* _Assigned task_: Apart from any images, the entries are to be output exactly.

* _Records from a collection_:
····················

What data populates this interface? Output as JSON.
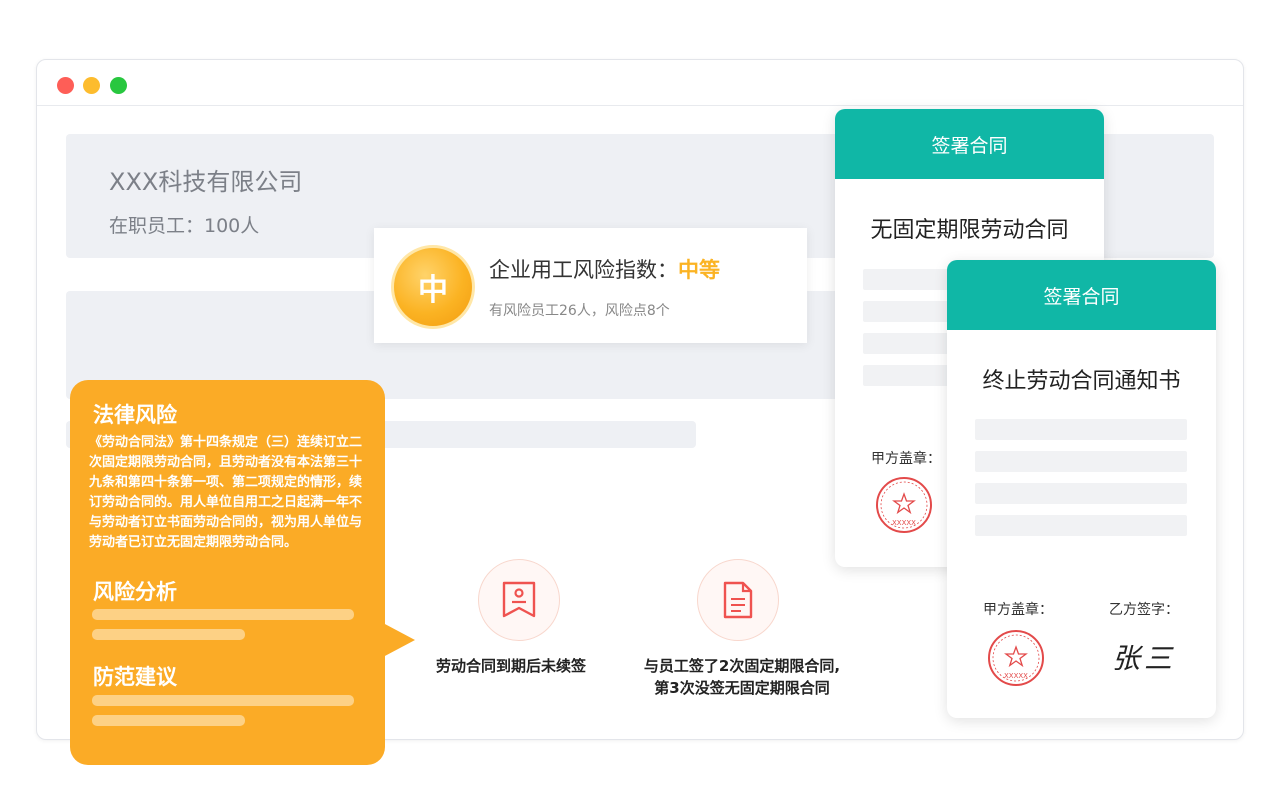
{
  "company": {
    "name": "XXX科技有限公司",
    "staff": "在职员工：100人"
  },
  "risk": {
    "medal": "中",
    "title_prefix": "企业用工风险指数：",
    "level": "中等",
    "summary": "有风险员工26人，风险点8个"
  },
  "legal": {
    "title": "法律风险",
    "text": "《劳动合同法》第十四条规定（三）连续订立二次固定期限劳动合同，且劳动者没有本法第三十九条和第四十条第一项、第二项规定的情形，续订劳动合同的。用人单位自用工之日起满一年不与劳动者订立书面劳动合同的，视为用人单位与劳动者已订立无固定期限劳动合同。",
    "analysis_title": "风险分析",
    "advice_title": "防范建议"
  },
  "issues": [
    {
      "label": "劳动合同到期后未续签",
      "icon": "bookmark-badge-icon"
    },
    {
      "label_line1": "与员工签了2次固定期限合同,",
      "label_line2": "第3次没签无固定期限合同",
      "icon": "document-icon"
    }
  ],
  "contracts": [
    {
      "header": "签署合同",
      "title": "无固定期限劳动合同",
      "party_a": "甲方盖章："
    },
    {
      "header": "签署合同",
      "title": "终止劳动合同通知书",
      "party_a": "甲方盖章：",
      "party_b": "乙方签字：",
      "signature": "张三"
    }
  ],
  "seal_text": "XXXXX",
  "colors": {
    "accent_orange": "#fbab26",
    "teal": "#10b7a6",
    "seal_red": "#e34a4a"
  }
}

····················

* _Solution for this problem_:
What data populates this interface? Output as JSON.
{
  "company": {
    "name": "XXX科技有限公司",
    "staff": "在职员工：100人"
  },
  "risk": {
    "medal": "中",
    "title_prefix": "企业用工风险指数：",
    "level": "中等",
    "summary": "有风险员工26人，风险点8个"
  },
  "legal": {
    "title": "法律风险",
    "text": "《劳动合同法》第十四条规定（三）连续订立二次固定期限劳动合同，且劳动者没有本法第三十九条和第四十条第一项、第二项规定的情形，续订劳动合同的。用人单位自用工之日起满一年不与劳动者订立书面劳动合同的，视为用人单位与劳动者已订立无固定期限劳动合同。",
    "analysis_title": "风险分析",
    "advice_title": "防范建议"
  },
  "issues": [
    {
      "label": "劳动合同到期后未续签",
      "icon": "bookmark-badge-icon"
    },
    {
      "label_line1": "与员工签了2次固定期限合同,",
      "label_line2": "第3次没签无固定期限合同",
      "icon": "document-icon"
    }
  ],
  "contracts": [
    {
      "header": "签署合同",
      "title": "无固定期限劳动合同",
      "party_a": "甲方盖章："
    },
    {
      "header": "签署合同",
      "title": "终止劳动合同通知书",
      "party_a": "甲方盖章：",
      "party_b": "乙方签字：",
      "signature": "张三"
    }
  ],
  "seal_text": "XXXXX",
  "colors": {
    "accent_orange": "#fbab26",
    "teal": "#10b7a6",
    "seal_red": "#e34a4a"
  }
}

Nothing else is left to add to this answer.